Requirement - Omit the images. Copy each entry word for word.

Information supplied -
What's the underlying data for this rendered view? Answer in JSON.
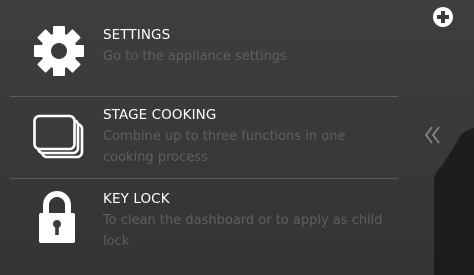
{
  "menu": {
    "items": [
      {
        "title": "SETTINGS",
        "description": "Go to the appliance settings",
        "icon": "gear-icon"
      },
      {
        "title": "STAGE COOKING",
        "description": "Combine up to three functions in one cooking process",
        "icon": "stacked-pages-icon"
      },
      {
        "title": "KEY LOCK",
        "description": "To clean the dashboard or to apply as child lock",
        "icon": "padlock-icon"
      }
    ]
  },
  "side": {
    "add_icon": "plus-circle-icon",
    "collapse_icon": "double-chevron-left-icon"
  },
  "colors": {
    "background": "#3a3a3a",
    "title_text": "#ffffff",
    "description_text": "#5f5f5f",
    "divider": "#5a5a5a",
    "side_panel": "#1c1c1c"
  }
}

Answer box -
What's the underlying data for this rendered view? Answer in JSON.
{
  "menu": {
    "items": [
      {
        "title": "SETTINGS",
        "description": "Go to the appliance settings",
        "icon": "gear-icon"
      },
      {
        "title": "STAGE COOKING",
        "description": "Combine up to three functions in one cooking process",
        "icon": "stacked-pages-icon"
      },
      {
        "title": "KEY LOCK",
        "description": "To clean the dashboard or to apply as child lock",
        "icon": "padlock-icon"
      }
    ]
  },
  "side": {
    "add_icon": "plus-circle-icon",
    "collapse_icon": "double-chevron-left-icon"
  },
  "colors": {
    "background": "#3a3a3a",
    "title_text": "#ffffff",
    "description_text": "#5f5f5f",
    "divider": "#5a5a5a",
    "side_panel": "#1c1c1c"
  }
}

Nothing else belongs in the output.